Pati and colleagues investigated responses to curved and sharp contours in healthcare environments and gathered some intriguing data. The team report that “Recent studies in cognitive neuroscience suggest that humans prefer objects with a curved contour compared with objects that have pointed features and a sharp-angled contour.” During their study “subjects (representing three age-groups and both sexes) were exposed to a randomized order of 312 real-life images (objects, interiors, exteriors, landscape, and a set of control images). Amygdala activation was simultaneously captured using functional magnetic resonance imaging technology.” Data collected “suggest that contours play an important role in emotional response during the precognitive [unconscious] stages of human perception. Curve contours in the interior and exterior (envelop) views of hospitals triggered greater amygdala activation (fear response) in comparison to sharp contours, in the precognitive stages (150 ms [milliseconds]). This initial fear response, however, did not get reflected in healthy subjects’ eventual preference (like/dislike) measured after onset of cognition (roughly 2 s[econds]).” The hospital interiors and exteriors with curved contours were preferred to those with sharp contours.

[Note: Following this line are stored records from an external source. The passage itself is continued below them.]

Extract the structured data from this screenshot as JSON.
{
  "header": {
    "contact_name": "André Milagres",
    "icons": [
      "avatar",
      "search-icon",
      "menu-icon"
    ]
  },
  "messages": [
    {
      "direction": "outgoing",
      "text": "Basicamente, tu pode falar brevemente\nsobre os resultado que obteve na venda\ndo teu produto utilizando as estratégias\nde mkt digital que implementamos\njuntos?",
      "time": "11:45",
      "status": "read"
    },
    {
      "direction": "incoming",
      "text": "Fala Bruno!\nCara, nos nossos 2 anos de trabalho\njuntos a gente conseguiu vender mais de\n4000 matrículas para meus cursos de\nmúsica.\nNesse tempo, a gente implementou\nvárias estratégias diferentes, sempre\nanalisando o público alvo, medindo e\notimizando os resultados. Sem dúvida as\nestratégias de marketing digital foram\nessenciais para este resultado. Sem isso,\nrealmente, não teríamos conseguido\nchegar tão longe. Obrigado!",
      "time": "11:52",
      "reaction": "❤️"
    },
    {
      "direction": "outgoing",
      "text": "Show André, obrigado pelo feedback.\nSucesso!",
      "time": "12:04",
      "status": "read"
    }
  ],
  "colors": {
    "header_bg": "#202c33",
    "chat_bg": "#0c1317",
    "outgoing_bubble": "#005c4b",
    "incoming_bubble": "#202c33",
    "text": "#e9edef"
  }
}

Debajyoti Pati, Michael O’Boyle, Jiancheng Hou, Upali Nanda, and Hessam Ghamari. 2016. “Can Hospital Form Trigger Fear Response?” HERD: Health Environments Research and Design Journal, vol. 9, no. 3, pp. 162-175.